Below, is a recommended size chart broken down by board weight and rider experience level.

Experience Level Recommended Board Weight
Beginner Less than 100 pounds (liters)
Intermediate 120 – 160 pounds (liters)
Advanced Less than 100 pounds (liters)


Windsurf Sails

After the board, the sail is the next thing to consider before purchasing a new windsurf board. The size of the sail should match your experience level as the overriding factor is control the sail itself and not the other way around. A sail that’s too small will not provide you the type of exhilarating ride you’re looking for, and a sail that’s too big will be too difficult to control.

Below, is a detailed chart on the recommended windsurf sail based on speed and wind.

Sail Size Speed (mph) Wind(kts)
12.5 14 8
10.4 17 9
7.8 23 13
5.8 31 17
4.8 37 20
3.6 49 27
3.0 60 32


Windsurf Board Features

There’s more to a windsurf board than the board and sail.

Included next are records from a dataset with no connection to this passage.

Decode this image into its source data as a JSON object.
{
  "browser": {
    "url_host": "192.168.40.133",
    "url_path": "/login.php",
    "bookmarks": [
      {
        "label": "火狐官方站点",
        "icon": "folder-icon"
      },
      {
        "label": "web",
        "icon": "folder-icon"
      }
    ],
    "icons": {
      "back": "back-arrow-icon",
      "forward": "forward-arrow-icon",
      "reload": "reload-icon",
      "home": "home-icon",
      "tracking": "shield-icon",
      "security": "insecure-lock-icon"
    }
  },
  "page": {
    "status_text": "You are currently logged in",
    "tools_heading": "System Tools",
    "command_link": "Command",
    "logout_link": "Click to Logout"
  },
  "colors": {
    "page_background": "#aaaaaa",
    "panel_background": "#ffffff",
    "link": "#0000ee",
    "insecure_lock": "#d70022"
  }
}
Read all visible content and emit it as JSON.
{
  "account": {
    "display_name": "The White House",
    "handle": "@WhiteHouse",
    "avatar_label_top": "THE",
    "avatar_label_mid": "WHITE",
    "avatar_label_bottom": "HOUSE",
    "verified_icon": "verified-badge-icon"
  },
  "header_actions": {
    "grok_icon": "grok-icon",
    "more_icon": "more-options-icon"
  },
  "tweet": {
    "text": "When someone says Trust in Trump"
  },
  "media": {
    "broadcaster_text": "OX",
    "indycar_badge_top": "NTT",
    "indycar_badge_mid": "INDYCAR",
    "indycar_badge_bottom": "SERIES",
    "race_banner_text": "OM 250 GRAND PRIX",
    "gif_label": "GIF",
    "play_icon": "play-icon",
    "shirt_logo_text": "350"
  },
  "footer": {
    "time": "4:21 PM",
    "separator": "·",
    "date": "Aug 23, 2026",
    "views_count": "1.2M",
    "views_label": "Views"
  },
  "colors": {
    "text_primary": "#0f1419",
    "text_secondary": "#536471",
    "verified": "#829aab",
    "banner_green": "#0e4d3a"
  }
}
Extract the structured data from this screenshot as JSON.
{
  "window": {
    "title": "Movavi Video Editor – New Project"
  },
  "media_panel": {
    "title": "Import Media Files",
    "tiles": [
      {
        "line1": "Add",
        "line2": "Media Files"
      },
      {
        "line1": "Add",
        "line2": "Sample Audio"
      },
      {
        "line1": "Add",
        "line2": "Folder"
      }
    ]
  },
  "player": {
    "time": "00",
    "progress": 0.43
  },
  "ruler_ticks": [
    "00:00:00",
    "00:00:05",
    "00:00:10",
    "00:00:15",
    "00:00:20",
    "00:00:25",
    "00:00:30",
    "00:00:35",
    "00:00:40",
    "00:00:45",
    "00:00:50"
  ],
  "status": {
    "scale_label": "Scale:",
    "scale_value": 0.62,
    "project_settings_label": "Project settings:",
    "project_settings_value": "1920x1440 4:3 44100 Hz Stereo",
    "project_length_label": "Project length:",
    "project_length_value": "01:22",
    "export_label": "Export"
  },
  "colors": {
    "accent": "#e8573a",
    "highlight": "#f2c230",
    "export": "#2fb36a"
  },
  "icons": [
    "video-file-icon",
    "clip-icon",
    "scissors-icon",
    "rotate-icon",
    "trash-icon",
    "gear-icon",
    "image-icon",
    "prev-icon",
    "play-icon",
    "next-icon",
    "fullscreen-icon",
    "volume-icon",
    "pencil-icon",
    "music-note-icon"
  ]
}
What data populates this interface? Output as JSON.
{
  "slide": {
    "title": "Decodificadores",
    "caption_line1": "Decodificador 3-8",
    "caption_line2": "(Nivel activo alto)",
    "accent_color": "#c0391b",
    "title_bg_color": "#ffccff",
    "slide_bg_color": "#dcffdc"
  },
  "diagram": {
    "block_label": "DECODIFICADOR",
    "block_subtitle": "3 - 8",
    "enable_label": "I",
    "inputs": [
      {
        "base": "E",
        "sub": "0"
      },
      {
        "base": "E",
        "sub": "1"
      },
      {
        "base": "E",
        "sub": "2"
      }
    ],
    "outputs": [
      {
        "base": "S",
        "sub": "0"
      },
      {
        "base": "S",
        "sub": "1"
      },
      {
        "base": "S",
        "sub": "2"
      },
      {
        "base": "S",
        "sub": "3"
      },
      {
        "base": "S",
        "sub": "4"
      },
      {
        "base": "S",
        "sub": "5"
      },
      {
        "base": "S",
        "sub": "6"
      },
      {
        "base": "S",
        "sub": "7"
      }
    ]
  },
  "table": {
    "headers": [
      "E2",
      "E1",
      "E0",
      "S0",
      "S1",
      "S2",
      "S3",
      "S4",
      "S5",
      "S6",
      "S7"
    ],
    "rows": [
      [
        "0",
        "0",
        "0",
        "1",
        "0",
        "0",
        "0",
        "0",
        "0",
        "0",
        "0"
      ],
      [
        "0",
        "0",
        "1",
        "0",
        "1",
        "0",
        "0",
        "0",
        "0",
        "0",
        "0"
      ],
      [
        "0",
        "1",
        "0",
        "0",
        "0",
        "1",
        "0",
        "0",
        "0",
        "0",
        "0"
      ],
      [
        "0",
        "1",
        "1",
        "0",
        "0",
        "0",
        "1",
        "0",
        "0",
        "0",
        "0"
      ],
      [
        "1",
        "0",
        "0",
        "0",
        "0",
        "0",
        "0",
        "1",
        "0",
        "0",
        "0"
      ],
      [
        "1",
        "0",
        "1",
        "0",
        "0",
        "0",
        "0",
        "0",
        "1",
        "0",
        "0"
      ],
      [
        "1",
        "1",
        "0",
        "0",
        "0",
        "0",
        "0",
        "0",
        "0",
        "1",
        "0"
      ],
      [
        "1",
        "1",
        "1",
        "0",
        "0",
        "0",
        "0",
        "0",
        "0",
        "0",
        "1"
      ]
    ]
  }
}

Some features are added to provide better traction while other board like a fin help improve user control while proving more speed and maneuverability.

Other windsurf board features to consider include:


Not all boards include a fin and not all can be outfitted with one after the fact. Choosing a board that can be extended with a fin will help provide greater speed, control and makes it easier to maneuver.

There are also different types of fins that serve different purposes including:

  • Straight, narrow and upright – improves speed, but provides greater lift making the board harder to maneuver and control
  • Curved and slanted – less speed as it has more drag, but easier to maneuver and control

Foot strap

Foot straps are recommended for intermediates and more advanced users. These simple, but essential foot straps are worth considering if you’re looking to perform tricks, stunts, or looking to get some air between the board and the wave.

Mast Box

A mast box uses a slot to connect the board to the sail or any other equipment.

Tips to Get StartedWindsurf Board Tips

If you’re just starting out, below are some valuable tips to help you master the art of windsurfing:

  • If you’re a beginner never windsurf barefooted. Wear booths with rubber soles or neoprene shoes which help prevent your feet from slipping and helps protect them from rocks or other equipment affixed to your board.
  • Borrow a board from a friend instead of shelling out hundreds of dollars before knowing windsurfing is for you. The board and equipment will be costly, unless you’re sure you’ll be using it regularly.
  • Seek out a local class or turn to YouTube for beginner basics. Unlike most other water sports, windsurfing is harder than it looks. As a beginner, having a guide or a resource to turn to will save you a lot of frustration, and possibly an injury.
  • Hold off on buying hardware until you’ve progressed past beginner. Odds are after you feel comfortable, you’ll be buying a new windsurf board anyways. Buying hardware for your starter board that is not compatible with the next board would not make any sense.

Windsurf Board Reviews

Odds are if you made it this far, you’re looking to get to get your feet wet. We’ve tried, tested and researched the best boards out there to bring you the best, unbiased windsurf board reviews you’ll find anywhere. Feel free to browse our huge collection below or at the top of this page.